PROBLEM:
When you write out the material, keep every line exactly as it is.
______
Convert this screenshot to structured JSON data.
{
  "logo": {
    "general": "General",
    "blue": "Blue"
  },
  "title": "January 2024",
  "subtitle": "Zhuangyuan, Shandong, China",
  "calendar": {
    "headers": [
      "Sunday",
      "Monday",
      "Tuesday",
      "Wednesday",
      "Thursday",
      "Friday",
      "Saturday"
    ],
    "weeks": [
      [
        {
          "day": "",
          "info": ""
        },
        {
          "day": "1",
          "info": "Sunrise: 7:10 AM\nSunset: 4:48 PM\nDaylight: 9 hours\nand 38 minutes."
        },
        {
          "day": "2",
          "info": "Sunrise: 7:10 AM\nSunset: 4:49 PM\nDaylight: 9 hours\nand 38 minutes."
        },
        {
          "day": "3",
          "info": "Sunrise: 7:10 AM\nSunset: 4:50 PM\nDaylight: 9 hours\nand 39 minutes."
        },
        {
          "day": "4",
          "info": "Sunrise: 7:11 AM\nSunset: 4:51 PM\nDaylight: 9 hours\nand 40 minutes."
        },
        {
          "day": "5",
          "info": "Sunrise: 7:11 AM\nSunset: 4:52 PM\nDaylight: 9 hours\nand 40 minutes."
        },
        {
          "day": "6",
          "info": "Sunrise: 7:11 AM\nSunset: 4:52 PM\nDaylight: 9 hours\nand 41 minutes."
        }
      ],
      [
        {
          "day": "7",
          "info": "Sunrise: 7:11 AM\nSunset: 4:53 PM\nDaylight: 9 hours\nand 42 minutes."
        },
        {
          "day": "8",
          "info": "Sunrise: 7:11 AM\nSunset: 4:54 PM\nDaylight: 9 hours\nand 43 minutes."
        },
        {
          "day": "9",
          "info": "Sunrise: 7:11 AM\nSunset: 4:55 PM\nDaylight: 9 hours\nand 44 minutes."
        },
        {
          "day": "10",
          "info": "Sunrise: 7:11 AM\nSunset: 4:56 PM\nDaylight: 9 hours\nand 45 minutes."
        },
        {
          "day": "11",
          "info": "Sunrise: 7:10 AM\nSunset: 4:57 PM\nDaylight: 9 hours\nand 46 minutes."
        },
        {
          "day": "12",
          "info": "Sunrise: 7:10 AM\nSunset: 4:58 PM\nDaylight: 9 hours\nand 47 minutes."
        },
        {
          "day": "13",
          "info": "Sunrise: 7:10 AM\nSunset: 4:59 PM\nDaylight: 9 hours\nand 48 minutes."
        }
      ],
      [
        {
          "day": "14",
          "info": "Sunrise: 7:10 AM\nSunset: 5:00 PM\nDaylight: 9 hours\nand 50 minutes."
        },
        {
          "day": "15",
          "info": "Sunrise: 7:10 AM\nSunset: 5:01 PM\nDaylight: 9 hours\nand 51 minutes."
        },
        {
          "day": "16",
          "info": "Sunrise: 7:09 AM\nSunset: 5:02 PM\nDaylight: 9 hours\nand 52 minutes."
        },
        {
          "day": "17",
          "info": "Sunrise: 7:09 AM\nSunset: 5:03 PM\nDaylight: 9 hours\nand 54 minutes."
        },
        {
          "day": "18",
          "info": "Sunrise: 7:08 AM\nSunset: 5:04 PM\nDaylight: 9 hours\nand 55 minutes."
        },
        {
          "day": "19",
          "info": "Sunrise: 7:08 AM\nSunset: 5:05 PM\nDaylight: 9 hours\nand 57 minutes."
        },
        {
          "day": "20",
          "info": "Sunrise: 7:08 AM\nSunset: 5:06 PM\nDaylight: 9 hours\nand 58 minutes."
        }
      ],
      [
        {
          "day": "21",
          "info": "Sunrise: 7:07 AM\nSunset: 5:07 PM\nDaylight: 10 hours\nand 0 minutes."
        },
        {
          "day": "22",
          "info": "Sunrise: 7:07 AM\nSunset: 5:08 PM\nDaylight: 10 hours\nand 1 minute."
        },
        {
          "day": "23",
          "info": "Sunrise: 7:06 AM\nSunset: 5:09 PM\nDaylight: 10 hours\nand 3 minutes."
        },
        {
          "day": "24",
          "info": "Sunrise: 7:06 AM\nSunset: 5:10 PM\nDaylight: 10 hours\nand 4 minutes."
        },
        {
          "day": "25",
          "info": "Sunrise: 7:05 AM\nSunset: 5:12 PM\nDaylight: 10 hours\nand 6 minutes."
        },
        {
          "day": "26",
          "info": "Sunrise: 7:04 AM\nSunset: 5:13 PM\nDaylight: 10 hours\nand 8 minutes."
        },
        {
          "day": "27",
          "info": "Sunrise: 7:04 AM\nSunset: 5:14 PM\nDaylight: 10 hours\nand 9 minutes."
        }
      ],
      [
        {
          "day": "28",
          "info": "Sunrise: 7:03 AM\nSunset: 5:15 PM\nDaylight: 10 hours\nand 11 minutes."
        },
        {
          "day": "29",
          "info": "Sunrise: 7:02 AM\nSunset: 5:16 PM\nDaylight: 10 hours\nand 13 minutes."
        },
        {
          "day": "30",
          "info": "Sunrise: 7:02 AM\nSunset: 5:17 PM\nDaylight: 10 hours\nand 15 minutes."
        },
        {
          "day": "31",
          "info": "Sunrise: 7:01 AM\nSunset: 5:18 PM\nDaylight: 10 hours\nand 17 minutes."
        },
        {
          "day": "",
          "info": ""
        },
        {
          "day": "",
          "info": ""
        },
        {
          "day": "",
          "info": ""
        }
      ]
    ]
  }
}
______
THE ANSWER:
Convert this screenshot to structured JSON data.
{
  "logo": {
    "general": "General",
    "blue": "Blue"
  },
  "title": "January 2024",
  "subtitle": "Zhuangyuan, Shandong, China",
  "calendar": {
    "headers": [
      "Sunday",
      "Monday",
      "Tuesday",
      "Wednesday",
      "Thursday",
      "Friday",
      "Saturday"
    ],
    "weeks": [
      [
        {
          "day": "",
          "info": ""
        },
        {
          "day": "1",
          "info": "Sunrise: 7:10 AM\nSunset: 4:48 PM\nDaylight: 9 hours\nand 38 minutes."
        },
        {
          "day": "2",
          "info": "Sunrise: 7:10 AM\nSunset: 4:49 PM\nDaylight: 9 hours\nand 38 minutes."
        },
        {
          "day": "3",
          "info": "Sunrise: 7:10 AM\nSunset: 4:50 PM\nDaylight: 9 hours\nand 39 minutes."
        },
        {
          "day": "4",
          "info": "Sunrise: 7:11 AM\nSunset: 4:51 PM\nDaylight: 9 hours\nand 40 minutes."
        },
        {
          "day": "5",
          "info": "Sunrise: 7:11 AM\nSunset: 4:52 PM\nDaylight: 9 hours\nand 40 minutes."
        },
        {
          "day": "6",
          "info": "Sunrise: 7:11 AM\nSunset: 4:52 PM\nDaylight: 9 hours\nand 41 minutes."
        }
      ],
      [
        {
          "day": "7",
          "info": "Sunrise: 7:11 AM\nSunset: 4:53 PM\nDaylight: 9 hours\nand 42 minutes."
        },
        {
          "day": "8",
          "info": "Sunrise: 7:11 AM\nSunset: 4:54 PM\nDaylight: 9 hours\nand 43 minutes."
        },
        {
          "day": "9",
          "info": "Sunrise: 7:11 AM\nSunset: 4:55 PM\nDaylight: 9 hours\nand 44 minutes."
        },
        {
          "day": "10",
          "info": "Sunrise: 7:11 AM\nSunset: 4:56 PM\nDaylight: 9 hours\nand 45 minutes."
        },
        {
          "day": "11",
          "info": "Sunrise: 7:10 AM\nSunset: 4:57 PM\nDaylight: 9 hours\nand 46 minutes."
        },
        {
          "day": "12",
          "info": "Sunrise: 7:10 AM\nSunset: 4:58 PM\nDaylight: 9 hours\nand 47 minutes."
        },
        {
          "day": "13",
          "info": "Sunrise: 7:10 AM\nSunset: 4:59 PM\nDaylight: 9 hours\nand 48 minutes."
        }
      ],
      [
        {
          "day": "14",
          "info": "Sunrise: 7:10 AM\nSunset: 5:00 PM\nDaylight: 9 hours\nand 50 minutes."
        },
        {
          "day": "15",
          "info": "Sunrise: 7:10 AM\nSunset: 5:01 PM\nDaylight: 9 hours\nand 51 minutes."
        },
        {
          "day": "16",
          "info": "Sunrise: 7:09 AM\nSunset: 5:02 PM\nDaylight: 9 hours\nand 52 minutes."
        },
        {
          "day": "17",
          "info": "Sunrise: 7:09 AM\nSunset: 5:03 PM\nDaylight: 9 hours\nand 54 minutes."
        },
        {
          "day": "18",
          "info": "Sunrise: 7:08 AM\nSunset: 5:04 PM\nDaylight: 9 hours\nand 55 minutes."
        },
        {
          "day": "19",
          "info": "Sunrise: 7:08 AM\nSunset: 5:05 PM\nDaylight: 9 hours\nand 57 minutes."
        },
        {
          "day": "20",
          "info": "Sunrise: 7:08 AM\nSunset: 5:06 PM\nDaylight: 9 hours\nand 58 minutes."
        }
      ],
      [
        {
          "day": "21",
          "info": "Sunrise: 7:07 AM\nSunset: 5:07 PM\nDaylight: 10 hours\nand 0 minutes."
        },
        {
          "day": "22",
          "info": "Sunrise: 7:07 AM\nSunset: 5:08 PM\nDaylight: 10 hours\nand 1 minute."
        },
        {
          "day": "23",
          "info": "Sunrise: 7:06 AM\nSunset: 5:09 PM\nDaylight: 10 hours\nand 3 minutes."
        },
        {
          "day": "24",
          "info": "Sunrise: 7:06 AM\nSunset: 5:10 PM\nDaylight: 10 hours\nand 4 minutes."
        },
        {
          "day": "25",
          "info": "Sunrise: 7:05 AM\nSunset: 5:12 PM\nDaylight: 10 hours\nand 6 minutes."
        },
        {
          "day": "26",
          "info": "Sunrise: 7:04 AM\nSunset: 5:13 PM\nDaylight: 10 hours\nand 8 minutes."
        },
        {
          "day": "27",
          "info": "Sunrise: 7:04 AM\nSunset: 5:14 PM\nDaylight: 10 hours\nand 9 minutes."
        }
      ],
      [
        {
          "day": "28",
          "info": "Sunrise: 7:03 AM\nSunset: 5:15 PM\nDaylight: 10 hours\nand 11 minutes."
        },
        {
          "day": "29",
          "info": "Sunrise: 7:02 AM\nSunset: 5:16 PM\nDaylight: 10 hours\nand 13 minutes."
        },
        {
          "day": "30",
          "info": "Sunrise: 7:02 AM\nSunset: 5:17 PM\nDaylight: 10 hours\nand 15 minutes."
        },
        {
          "day": "31",
          "info": "Sunrise: 7:01 AM\nSunset: 5:18 PM\nDaylight: 10 hours\nand 17 minutes."
        },
        {
          "day": "",
          "info": ""
        },
        {
          "day": "",
          "info": ""
        },
        {
          "day": "",
          "info": ""
        }
      ]
    ]
  }
}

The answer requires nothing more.